There are a surprising amount of times I’ve had to manipulate empty files dispersed amongst a large group of variously sized other files.

A long time ago I remember using some convoluted shell script on my Sun Workstation 3/80 (SunOS baby, none of that fancy Solaris whippersnapper!)

Later when I was using Debian, I wrote little TCL (and even later Python) scripts.

Now I’m using Ubuntu on most of my Desktop (or development I s’pose) machines and it seems things just keep getting easier.

Now I found a method that borders on the rediculous easy, using the find command.

find . -type f -size 0 | xargs command

So lets say we just want to list the files MMmkay?

find . -type f -size 0 | xargs ls -l

Or say we want to remove/delete the files

find . -type f -size 0 | xargs rm -f

Of course I know that this isn’t an Ubuntu specific solution (this should obviously work even on older versions of find and pick-your-unix-flavor or even some inferior operating system (*cough*) where you’ve ported over your unix tools to.

Resolving Prototype Scriptaculous jQuery Conflictions with noConflict() Example

There is a good chance if you are reading this, you were under the same problem I myself had a short while ago…

You’re using Scriptaculous or something else built on top of Prototype and everything works fine when one fine day or hour, you decide you want to incorporate a widget or some code that uses jQuery.

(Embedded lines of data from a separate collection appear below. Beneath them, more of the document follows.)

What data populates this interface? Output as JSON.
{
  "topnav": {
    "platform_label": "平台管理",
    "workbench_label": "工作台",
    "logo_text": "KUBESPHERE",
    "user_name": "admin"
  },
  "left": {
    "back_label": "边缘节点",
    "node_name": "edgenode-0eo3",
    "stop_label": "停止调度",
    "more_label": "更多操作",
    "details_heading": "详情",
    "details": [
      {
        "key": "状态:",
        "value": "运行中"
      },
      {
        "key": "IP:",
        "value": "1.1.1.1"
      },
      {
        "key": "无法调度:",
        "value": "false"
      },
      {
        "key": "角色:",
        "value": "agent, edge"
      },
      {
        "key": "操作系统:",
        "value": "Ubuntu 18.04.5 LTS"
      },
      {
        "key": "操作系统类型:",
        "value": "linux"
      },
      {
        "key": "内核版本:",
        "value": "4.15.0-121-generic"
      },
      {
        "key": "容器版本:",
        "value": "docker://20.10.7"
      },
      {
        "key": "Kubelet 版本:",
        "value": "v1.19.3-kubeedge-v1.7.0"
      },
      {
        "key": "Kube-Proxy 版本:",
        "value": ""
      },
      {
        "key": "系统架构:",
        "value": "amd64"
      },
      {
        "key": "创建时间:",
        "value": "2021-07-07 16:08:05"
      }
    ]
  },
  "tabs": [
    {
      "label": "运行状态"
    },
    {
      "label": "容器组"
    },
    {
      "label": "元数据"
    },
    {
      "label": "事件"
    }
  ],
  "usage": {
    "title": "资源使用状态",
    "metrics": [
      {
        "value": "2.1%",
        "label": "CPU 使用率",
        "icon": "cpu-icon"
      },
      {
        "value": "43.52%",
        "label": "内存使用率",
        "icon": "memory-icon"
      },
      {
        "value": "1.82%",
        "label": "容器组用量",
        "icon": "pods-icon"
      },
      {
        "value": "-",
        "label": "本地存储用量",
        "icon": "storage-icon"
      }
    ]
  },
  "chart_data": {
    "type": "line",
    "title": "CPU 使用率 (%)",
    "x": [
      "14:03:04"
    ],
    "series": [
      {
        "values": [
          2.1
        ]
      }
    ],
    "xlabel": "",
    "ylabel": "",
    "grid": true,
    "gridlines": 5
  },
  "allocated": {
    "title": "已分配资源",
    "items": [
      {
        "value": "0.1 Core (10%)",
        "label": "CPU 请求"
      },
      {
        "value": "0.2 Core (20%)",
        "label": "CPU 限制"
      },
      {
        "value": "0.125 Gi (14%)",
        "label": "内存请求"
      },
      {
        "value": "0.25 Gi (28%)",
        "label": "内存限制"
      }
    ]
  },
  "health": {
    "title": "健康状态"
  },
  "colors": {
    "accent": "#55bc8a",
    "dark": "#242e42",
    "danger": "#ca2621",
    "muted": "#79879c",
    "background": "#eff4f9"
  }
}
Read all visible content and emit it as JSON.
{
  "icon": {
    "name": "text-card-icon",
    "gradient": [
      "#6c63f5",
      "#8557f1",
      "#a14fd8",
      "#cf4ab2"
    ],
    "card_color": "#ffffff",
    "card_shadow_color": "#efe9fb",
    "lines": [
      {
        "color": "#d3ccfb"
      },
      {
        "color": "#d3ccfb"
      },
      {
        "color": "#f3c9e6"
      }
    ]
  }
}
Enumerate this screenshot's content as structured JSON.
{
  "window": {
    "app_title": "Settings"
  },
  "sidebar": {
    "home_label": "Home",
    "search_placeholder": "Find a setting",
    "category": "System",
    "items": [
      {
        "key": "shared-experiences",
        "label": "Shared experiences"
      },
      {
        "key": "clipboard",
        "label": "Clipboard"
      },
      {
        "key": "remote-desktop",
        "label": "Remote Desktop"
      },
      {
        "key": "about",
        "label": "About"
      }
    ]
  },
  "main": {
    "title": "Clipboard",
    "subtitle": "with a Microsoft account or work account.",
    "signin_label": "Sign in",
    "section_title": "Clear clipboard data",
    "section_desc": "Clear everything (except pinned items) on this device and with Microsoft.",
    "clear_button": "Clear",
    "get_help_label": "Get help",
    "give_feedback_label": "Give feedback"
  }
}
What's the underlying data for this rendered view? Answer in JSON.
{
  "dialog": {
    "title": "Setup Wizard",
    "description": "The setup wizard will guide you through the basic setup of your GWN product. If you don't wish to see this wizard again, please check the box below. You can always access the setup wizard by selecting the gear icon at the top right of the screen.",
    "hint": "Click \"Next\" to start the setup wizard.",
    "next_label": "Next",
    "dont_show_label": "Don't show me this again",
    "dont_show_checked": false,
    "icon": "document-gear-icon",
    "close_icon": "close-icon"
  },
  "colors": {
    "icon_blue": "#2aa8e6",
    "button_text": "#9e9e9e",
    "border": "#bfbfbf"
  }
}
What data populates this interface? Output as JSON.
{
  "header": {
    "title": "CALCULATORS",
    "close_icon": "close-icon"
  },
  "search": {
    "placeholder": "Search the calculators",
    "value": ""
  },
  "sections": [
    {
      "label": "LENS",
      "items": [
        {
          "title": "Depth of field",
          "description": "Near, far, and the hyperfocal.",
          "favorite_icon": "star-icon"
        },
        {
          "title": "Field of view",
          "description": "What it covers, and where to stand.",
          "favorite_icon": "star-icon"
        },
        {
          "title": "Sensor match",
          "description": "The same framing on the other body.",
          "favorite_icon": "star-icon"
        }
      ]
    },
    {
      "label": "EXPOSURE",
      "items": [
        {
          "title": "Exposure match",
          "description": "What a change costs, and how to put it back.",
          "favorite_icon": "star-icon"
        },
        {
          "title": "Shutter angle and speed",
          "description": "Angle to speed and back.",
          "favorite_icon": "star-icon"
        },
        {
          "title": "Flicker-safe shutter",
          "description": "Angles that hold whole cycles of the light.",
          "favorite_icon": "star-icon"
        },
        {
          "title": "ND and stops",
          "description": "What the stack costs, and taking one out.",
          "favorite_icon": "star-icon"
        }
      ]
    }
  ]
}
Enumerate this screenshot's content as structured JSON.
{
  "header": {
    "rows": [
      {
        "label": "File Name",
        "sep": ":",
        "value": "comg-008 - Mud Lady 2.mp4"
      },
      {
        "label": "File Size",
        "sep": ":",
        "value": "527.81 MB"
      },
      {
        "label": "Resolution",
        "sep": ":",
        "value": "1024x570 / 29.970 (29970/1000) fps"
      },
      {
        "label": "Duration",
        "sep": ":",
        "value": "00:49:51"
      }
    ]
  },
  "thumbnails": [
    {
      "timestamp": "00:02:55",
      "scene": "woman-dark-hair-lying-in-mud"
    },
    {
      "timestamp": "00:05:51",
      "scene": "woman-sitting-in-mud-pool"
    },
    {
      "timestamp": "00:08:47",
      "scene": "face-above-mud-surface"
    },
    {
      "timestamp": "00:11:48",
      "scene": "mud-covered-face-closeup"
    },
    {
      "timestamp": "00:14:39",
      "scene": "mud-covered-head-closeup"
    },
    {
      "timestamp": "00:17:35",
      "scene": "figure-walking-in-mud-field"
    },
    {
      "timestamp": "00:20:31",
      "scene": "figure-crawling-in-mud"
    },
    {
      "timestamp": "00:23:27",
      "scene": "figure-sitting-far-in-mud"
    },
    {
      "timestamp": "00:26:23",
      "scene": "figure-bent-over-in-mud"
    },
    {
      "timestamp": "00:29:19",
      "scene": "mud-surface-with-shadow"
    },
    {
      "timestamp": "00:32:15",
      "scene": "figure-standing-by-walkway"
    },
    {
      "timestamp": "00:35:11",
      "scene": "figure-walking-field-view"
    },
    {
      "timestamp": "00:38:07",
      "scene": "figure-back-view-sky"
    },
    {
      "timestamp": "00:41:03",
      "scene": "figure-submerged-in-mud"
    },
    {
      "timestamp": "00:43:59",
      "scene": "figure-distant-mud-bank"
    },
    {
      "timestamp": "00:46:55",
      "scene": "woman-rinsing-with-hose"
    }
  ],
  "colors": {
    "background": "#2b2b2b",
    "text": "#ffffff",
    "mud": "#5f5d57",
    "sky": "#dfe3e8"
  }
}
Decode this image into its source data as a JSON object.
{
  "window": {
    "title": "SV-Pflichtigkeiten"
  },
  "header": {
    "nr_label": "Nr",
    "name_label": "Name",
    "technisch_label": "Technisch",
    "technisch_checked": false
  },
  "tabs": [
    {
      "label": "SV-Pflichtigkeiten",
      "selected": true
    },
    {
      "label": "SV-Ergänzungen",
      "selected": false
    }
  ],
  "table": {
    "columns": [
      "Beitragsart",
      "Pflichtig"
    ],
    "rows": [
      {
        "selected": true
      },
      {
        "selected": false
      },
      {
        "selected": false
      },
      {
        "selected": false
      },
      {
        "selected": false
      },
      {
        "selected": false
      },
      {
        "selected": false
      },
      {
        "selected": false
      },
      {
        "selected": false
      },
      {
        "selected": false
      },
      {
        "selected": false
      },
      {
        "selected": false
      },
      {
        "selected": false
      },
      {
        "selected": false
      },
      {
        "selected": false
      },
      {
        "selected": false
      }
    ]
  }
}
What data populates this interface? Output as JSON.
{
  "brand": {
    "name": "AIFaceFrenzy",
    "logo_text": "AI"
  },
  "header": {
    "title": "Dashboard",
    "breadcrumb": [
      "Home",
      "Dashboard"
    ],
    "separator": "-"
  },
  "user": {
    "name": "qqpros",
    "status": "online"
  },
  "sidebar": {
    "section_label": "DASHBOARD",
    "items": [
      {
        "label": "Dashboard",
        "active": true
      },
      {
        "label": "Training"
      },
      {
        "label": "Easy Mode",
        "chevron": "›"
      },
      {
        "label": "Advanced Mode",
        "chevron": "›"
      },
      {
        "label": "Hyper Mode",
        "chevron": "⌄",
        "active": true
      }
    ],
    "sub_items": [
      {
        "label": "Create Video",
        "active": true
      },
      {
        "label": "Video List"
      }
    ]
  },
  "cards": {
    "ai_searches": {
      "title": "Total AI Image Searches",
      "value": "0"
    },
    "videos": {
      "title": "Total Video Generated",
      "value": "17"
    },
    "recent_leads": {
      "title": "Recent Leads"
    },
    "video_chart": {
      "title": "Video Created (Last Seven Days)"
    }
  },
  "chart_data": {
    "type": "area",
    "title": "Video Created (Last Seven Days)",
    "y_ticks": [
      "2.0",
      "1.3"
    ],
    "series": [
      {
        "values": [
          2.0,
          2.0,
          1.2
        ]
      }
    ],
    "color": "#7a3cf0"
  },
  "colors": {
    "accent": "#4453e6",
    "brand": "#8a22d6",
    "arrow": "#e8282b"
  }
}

So you do what I did, search around only to have people mention with a high and mighty, auspicious sounding response that the answer to all your problems, the magical cure-all for your what ails ya:


Of course they mention that all you have to do is “call this code” after importing the jquery script.. and possibly that you should call it like this ‘$.noConflict();’ or perhaps ‘jQuery.noConflict();’ or laughingly ‘$jQuery.noConflict();’

Some of the smarter (but no more helpful) ones tell you correctly to use assign the noConflict to a variable

like so:
$var = jQuery.noConflict();

Yet they then expect you to just know what to do from there. Great. Thanks. So you spend a couple hours thinking that maybe if you call the statement before the script is imported or right after or before that one or after that one, and then you start to change some of the references in your code.

No luck?

The thing is that all references to $ need to be changed.

Let’s go over an example. I was using a script for a neat little widget on a site that I was working on and it sat on top of Scriptaculous (and of course Prototype). When I dropped in the jQuery code… things went all to hell.

Courage Wolf Says its Better to Have Tried and Failed than to Never Try At All
He may be right, but we're not going to fail this time!

The Scriptaculous is not important, we do not have to make any changes to any of that code at all to get your new jQuery code to work. In my example I dropped in a modalbox, one of my favorites called “Sexylightbox“.

I placed my new modalbox code after my old code.

It required these lines to work:

Import/Src these scripts:


Then it also needed to be initialized:

<script type=”text/javascript>


SexyLightbox.initialize({color:’black‘, dir: ‘../../images/sexyimages‘});


Then I had to decide what to name my noConflict variable.. in this case I decided to go with $sexy.

So I changed


<script type=”text/javascript>


SexyLightbox.initialize({color:’black‘, dir: ‘../../images/sexyimages‘});




<script type=”text/javascript>


SexyLightbox.initialize({color:’black‘, dir: ‘../../images/sexyimages‘});


This is just the first step! I made sure to edit sexylightbox.v2.3.jquery.js and I added in this line to the top of the file:

$sexy = jQuery.noConflict();

Then, I completed it with my finish move and in my editor VI I replaced every instance of the $ character with the $sexy string using a global search and replace command while in Escape mode. If you’re more of the GUI type and using BlueFish or SlickEdit or something else, then you should have a “Replace” and then “Replace All Instances of” option under the Find menubar option.

Then as crazy as it may sound, everything just started working perfectly.

The important thing to keep in mind is that every single instance of where jQuery code is using the $, you have to replace it with the new variable you’ve created with the noConflict function. I wish someone had spelled it out that simply for me.. would have saved me hours of wasted time and frustration.